Data records for software interfaces:
________________________________________

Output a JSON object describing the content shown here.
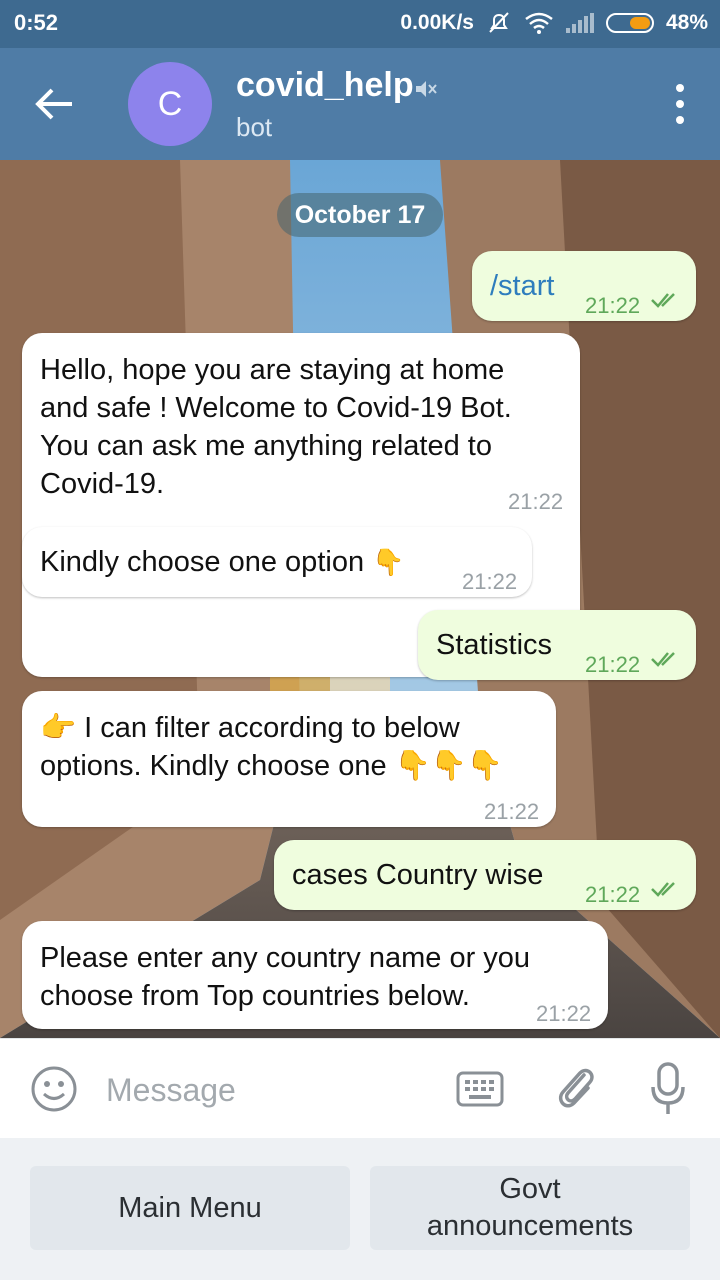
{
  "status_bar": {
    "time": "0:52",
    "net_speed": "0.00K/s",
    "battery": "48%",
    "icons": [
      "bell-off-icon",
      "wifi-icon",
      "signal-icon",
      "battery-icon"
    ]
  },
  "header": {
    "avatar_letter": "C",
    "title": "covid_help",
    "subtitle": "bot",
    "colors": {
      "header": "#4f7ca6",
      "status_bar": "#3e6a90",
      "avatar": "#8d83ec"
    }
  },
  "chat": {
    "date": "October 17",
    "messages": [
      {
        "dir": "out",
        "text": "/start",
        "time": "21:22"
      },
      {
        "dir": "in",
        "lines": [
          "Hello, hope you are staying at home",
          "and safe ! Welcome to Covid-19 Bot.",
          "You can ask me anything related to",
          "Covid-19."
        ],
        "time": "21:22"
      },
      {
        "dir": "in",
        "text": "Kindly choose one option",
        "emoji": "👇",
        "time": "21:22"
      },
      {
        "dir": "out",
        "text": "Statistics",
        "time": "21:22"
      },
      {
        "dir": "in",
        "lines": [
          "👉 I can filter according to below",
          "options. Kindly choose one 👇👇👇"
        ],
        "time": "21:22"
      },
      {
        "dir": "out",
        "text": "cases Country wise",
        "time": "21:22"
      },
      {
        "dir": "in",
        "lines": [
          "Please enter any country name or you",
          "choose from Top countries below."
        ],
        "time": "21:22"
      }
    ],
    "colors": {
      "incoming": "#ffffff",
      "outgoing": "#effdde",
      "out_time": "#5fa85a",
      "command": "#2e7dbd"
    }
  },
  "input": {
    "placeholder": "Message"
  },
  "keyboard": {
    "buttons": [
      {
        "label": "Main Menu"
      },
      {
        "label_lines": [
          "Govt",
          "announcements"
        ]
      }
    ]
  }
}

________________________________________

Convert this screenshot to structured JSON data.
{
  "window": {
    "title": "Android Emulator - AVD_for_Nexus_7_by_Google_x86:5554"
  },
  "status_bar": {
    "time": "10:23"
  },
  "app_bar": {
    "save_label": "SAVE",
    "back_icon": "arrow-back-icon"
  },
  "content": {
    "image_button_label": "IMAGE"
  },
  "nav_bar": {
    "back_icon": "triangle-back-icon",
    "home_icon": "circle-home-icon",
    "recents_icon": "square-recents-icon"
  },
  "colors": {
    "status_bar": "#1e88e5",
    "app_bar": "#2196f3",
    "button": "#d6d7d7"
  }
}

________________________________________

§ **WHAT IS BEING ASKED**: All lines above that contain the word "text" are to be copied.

§ **TASK RESPONSE**:
        "text": "/start",
        "text": "Kindly choose one option",
        "text": "Statistics",
        "text": "cases Country wise",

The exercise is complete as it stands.